### YOUR TASK
Lines with the word "this" in them are the ones to copy from the records.

********

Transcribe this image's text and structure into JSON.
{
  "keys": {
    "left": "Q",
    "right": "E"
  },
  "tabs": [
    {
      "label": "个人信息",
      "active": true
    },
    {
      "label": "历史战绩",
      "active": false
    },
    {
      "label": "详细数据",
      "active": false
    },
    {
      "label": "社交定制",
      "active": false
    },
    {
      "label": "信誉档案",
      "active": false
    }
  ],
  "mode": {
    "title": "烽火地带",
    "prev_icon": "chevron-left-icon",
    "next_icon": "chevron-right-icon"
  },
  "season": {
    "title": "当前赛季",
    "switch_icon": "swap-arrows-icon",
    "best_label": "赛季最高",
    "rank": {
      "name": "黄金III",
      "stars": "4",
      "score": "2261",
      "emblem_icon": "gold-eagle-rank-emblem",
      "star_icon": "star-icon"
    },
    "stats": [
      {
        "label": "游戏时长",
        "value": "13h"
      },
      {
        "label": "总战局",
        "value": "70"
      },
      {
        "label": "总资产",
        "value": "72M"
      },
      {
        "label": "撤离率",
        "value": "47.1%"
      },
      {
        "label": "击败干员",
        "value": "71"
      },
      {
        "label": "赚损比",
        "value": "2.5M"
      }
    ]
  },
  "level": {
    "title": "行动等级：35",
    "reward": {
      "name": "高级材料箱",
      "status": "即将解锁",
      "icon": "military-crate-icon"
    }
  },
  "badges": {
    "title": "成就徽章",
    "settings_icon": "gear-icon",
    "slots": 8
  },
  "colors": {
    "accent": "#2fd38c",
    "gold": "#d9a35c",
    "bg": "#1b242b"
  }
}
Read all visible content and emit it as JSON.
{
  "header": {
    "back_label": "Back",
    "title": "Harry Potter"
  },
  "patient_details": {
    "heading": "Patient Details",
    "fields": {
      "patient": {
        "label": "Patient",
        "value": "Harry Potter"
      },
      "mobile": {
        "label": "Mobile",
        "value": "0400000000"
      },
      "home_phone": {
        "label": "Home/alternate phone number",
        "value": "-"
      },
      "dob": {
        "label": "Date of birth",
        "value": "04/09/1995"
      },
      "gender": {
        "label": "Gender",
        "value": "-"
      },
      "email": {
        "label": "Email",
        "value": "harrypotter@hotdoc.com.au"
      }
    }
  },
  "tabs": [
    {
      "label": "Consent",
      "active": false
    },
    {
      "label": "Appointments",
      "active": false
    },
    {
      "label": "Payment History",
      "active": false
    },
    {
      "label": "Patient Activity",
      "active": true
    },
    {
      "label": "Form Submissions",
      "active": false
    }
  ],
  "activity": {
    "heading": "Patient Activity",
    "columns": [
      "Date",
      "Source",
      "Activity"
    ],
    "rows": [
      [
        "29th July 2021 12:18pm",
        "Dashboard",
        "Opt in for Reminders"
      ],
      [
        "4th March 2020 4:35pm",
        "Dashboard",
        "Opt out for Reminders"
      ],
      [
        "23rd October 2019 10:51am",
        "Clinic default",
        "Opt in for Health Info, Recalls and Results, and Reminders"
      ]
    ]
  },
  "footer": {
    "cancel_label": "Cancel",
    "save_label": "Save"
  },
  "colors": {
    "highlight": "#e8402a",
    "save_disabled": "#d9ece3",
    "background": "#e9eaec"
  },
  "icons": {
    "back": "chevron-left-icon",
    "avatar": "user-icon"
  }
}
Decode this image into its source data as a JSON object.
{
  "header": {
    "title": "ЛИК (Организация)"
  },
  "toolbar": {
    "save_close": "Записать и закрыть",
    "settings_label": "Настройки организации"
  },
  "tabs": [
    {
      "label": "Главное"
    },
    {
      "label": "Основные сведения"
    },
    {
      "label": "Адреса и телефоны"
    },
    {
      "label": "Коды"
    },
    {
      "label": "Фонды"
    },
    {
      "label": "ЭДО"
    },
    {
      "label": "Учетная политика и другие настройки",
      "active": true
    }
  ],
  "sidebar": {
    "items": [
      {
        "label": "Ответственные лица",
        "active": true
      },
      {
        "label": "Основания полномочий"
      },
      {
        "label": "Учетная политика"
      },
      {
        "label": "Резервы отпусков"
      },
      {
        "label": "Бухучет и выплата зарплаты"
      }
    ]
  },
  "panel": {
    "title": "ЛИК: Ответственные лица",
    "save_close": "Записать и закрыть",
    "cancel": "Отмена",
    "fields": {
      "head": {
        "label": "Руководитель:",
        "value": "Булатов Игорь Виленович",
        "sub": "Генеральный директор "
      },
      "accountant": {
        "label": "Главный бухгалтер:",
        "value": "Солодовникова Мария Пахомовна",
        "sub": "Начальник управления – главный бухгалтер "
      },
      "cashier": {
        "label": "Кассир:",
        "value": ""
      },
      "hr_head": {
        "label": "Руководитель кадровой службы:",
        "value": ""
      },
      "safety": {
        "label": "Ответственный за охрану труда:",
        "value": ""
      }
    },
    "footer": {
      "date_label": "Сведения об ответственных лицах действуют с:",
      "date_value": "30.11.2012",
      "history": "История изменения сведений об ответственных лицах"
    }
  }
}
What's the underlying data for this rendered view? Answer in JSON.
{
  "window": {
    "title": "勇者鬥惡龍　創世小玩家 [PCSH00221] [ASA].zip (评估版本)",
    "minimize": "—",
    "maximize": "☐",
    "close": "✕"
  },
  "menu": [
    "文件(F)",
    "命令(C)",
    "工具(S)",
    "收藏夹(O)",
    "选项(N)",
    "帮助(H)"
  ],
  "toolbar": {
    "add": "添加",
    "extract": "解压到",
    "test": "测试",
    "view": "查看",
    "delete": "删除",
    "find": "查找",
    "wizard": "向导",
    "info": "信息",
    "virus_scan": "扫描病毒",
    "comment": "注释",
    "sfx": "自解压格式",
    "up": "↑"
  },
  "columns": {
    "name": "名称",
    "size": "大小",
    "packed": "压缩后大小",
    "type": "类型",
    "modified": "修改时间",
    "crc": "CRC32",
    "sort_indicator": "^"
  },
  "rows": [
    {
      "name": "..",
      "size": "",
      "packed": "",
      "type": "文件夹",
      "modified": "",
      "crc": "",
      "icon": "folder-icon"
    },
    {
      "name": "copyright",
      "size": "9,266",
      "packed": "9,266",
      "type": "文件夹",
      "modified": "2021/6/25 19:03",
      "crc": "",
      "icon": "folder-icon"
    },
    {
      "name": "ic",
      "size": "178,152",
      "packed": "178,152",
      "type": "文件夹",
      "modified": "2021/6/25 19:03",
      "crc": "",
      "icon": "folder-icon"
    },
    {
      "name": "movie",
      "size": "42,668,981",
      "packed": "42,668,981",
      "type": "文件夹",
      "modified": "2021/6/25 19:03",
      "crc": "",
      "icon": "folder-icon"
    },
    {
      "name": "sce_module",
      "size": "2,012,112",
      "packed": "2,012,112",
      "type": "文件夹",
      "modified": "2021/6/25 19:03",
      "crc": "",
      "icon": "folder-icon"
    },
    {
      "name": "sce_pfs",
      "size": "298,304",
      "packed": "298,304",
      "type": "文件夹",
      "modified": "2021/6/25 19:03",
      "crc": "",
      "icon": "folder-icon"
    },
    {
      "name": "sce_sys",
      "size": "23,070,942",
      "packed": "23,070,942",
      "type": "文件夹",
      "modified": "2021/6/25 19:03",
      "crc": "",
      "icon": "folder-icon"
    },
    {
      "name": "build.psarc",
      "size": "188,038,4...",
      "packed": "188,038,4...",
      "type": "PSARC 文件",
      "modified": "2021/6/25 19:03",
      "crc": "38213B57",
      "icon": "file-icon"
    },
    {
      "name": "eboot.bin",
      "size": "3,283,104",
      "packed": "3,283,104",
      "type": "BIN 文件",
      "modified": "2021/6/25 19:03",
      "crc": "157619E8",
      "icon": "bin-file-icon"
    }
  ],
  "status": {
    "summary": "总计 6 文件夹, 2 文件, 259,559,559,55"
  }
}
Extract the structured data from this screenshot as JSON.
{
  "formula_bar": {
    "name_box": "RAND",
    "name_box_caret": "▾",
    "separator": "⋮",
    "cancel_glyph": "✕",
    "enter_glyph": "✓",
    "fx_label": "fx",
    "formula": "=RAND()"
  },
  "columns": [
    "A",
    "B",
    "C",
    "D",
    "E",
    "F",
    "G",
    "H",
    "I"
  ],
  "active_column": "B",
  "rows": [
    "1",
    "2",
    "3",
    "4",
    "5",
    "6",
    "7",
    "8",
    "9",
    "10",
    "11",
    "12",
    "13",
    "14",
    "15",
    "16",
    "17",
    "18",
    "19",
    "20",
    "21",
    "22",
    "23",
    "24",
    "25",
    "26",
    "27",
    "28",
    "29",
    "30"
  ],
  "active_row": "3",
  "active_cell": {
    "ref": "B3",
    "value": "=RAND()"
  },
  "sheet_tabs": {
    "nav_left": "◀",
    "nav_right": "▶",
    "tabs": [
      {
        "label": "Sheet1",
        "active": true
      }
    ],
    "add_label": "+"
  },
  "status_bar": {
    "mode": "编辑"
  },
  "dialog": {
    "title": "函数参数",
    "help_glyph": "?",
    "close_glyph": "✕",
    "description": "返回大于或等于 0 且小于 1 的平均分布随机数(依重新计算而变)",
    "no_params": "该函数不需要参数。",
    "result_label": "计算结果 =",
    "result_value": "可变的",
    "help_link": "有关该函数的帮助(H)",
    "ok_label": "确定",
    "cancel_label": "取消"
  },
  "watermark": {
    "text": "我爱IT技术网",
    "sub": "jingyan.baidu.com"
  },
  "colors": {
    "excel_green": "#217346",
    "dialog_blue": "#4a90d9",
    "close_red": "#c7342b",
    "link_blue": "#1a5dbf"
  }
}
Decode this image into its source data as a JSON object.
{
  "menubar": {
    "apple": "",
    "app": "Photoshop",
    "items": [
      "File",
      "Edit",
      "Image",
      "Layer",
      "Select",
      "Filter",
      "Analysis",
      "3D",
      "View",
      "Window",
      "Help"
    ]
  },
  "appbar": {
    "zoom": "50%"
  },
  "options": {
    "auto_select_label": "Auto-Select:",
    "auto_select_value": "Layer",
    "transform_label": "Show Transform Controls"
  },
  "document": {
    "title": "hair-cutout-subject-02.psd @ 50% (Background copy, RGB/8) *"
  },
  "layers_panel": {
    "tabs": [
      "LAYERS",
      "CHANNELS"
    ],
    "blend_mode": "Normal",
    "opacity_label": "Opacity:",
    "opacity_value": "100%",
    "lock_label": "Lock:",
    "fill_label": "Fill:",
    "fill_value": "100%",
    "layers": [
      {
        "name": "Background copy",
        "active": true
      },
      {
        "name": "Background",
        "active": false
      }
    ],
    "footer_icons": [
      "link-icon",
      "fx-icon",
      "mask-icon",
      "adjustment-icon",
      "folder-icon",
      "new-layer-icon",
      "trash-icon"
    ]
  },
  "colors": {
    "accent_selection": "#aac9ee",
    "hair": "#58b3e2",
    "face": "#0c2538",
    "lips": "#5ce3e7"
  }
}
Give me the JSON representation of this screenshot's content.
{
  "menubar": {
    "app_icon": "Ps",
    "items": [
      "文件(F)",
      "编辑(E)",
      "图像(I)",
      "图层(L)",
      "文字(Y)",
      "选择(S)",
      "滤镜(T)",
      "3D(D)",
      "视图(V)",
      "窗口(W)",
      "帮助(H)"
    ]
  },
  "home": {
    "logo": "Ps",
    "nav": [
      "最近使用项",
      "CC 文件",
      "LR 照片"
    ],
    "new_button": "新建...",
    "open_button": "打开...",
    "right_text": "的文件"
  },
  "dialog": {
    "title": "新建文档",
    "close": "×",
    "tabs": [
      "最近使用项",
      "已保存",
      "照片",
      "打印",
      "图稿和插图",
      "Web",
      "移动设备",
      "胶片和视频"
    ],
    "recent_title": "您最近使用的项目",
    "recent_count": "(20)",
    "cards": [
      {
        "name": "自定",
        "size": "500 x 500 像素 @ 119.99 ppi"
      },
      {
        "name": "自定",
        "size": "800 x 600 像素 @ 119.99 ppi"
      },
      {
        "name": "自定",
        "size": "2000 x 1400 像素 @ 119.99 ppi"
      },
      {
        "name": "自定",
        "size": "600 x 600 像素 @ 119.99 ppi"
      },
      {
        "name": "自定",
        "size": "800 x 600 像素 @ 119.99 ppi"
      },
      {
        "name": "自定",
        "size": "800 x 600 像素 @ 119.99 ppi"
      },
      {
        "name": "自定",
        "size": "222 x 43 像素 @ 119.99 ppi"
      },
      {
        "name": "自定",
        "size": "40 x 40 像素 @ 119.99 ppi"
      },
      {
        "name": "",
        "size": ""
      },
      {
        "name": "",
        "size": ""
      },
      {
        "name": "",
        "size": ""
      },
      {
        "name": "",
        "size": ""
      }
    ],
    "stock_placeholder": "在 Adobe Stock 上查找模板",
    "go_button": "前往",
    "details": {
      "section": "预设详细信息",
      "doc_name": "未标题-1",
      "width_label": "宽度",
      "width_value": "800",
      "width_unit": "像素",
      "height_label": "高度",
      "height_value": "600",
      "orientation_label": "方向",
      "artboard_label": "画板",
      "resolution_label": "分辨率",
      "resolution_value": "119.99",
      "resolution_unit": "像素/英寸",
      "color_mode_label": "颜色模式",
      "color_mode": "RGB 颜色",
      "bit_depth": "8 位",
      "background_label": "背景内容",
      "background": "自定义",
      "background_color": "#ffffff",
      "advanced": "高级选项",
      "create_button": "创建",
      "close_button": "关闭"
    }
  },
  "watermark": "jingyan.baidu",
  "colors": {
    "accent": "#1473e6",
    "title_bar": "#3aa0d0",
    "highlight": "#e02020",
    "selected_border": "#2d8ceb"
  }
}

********

### ANSWER AREA
Transcribe this image's text and structure into JSON.
Decode this image into its source data as a JSON object.
What's the underlying data for this rendered view? Answer in JSON.
Extract the structured data from this screenshot as JSON.
Decode this image into its source data as a JSON object.
Give me the JSON representation of this screenshot's content.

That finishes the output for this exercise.